But he also declared that he had had a Smart Meter fitted the previous Friday, and looked forward to its impact on his energy and time efficiency, prompting Rudd to express the “hope that his energy usage will indeed be reduced by his new smart meter”. She continued by saying that “we are delighted that the Government programme is on target, so that everybody will be offered the advantages he has by 2020.” This was the only tangible measure offered to reassure us of the commitment to deliver on those 1m homes.

On Brexit itself, Rudd said “several Members asked about the impact of leaving the EU on our energy policy. We must face up to the fact that it will make some of our targets more difficult. I do not have the answers about what our future relationship will be with the EU on vital elements, such as the emissions trading scheme and the energy union. It will make some of the challenges we already face more difficult,”

Talking specifically about Hinkley Point C, Rudd said: “I have indeed spoken to EDF, and we have had conversations with the French Government, and we have been told that there is no change; they remain committed to arriving at a final investment decision.” Her concluding remarks “[reassured] hon.
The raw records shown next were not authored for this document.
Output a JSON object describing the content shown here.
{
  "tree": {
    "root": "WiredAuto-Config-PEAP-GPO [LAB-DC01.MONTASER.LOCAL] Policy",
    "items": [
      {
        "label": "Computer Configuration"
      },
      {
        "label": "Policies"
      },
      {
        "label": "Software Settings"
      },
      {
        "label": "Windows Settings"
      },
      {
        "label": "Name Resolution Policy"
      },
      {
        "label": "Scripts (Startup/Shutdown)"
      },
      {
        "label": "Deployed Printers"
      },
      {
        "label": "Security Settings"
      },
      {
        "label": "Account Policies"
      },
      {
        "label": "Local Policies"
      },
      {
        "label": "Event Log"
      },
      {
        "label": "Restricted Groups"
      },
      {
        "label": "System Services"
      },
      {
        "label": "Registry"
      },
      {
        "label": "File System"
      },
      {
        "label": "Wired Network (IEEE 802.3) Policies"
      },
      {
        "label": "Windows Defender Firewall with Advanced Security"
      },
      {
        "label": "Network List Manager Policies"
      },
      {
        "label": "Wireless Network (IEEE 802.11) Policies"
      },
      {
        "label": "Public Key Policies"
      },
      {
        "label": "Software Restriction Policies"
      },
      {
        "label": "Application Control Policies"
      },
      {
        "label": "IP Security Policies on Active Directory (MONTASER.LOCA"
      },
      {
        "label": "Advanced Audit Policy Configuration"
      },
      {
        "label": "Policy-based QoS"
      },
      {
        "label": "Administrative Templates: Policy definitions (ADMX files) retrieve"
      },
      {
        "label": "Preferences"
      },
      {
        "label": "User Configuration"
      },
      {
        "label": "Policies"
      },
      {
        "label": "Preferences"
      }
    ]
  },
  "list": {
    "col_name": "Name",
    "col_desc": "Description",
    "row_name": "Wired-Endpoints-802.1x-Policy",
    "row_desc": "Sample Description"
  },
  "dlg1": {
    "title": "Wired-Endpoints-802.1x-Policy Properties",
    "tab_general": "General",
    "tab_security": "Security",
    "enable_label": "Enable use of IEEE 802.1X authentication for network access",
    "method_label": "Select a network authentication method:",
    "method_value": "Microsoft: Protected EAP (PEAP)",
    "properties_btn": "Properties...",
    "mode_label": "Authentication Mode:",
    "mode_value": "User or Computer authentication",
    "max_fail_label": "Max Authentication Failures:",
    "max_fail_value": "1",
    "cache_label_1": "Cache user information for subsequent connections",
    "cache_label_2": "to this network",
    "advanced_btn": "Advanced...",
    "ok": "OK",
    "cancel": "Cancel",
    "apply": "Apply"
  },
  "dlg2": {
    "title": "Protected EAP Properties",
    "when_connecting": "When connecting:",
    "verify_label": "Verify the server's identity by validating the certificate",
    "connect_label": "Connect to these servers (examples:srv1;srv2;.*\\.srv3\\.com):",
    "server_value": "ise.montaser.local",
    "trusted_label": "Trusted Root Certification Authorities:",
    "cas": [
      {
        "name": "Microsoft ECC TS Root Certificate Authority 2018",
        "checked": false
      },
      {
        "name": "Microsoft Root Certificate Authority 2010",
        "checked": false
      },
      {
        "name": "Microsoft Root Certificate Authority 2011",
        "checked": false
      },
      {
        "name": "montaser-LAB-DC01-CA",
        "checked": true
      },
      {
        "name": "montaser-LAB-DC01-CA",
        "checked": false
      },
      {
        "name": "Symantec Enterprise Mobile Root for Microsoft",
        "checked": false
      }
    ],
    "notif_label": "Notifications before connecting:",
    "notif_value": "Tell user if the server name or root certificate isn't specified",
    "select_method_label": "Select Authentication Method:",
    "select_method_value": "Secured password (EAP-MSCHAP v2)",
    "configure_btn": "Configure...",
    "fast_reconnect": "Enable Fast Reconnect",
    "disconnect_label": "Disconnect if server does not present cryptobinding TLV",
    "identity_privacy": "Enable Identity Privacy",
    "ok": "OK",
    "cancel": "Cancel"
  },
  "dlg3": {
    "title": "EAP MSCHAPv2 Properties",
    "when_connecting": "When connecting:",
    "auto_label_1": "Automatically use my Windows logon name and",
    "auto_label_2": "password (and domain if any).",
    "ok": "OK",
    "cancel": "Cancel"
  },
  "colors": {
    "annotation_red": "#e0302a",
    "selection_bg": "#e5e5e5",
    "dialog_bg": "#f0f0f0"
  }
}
Members that we remain committed to delivering clean, secure and affordable energy. It might be that this task has become a little harder, but what remains unchanged is our determination to do that while always thinking of the consumer first.”

So government policy on 4th July was to maintain investor confidence, not spend on CCS until someone else finds an affordable approach, build Hinckley Point C at any price, and install smart meters to improve 1m homes. It appears that the new Prime Minister may have other thoughts about pressing ahead with Hinckley Point C. Along with uncertain investors we will have to see what other changes to policy might emerge in the coming weeks.

Energy and Building Related Legislation
A number of existing pieces of legislation relate to energy in the Built Environment:

Review of Energy requirements of Building Regulations
Under the EPBD this is meant to happen in 2017. So there may be some debate about whether or not it goes ahead. However, some readers may recall that Before Brexit there was an extended argument between the Commons and the Lords in Westminster over the Lords attempt to reinstate a zero carbon homes requirement into law. It ended with an agreement to drop it, in return for an undertaking to review the energy efficiency elements of the Building Regulations. It is not clear whether all parties to the deal realised that under the EPBD that review was required anyway in 2017, so it was a free hit for government to offer. However, Post Brexit, with the status of the review under the EPBD in question, the deal now means that the review should go ahead regardless of Brexit. But we shall see. And, once again, it is different in Scotland, where it is more likely that there will be a review of Section 6 of the Scottish Building Standards.

Distributed Generation

This is largely a domestic policy. Planning rules implement requirements for heat networks and onsite generation, especially in urban areas, driving a transition to more efficient heating and cooling systems and networks. UK planning policy is unlikely to change as a direct result of Brexit, although EU framework support and policy direction will be removed. Renewable generation subsidies are being cut, although the Committee for Climate Change has identified low carbon heating as an area requiring new policy measures.


The EU has undoubtedly played a key role in energy management in the built environment, setting targets and legislating to improve energy efficiency in buildings and products. For the reasons outlined above, it seems unlikely that a Brexit will lead to wholesale changes to existing UK legislation in these areas.

[1] The exact mechanism for giving notice has already stimulated a serious debate amongst lawyers, ranging from those who believe notice can be given by the Prime Minister under the prerogative powers of the office, to those who believe that nothing short of an Act of Parliament is required. The House of Lords has produced a Library Note on the topic, which contains a number of detailed references. Readers wishing to explore this in more detail should refer to the Note at :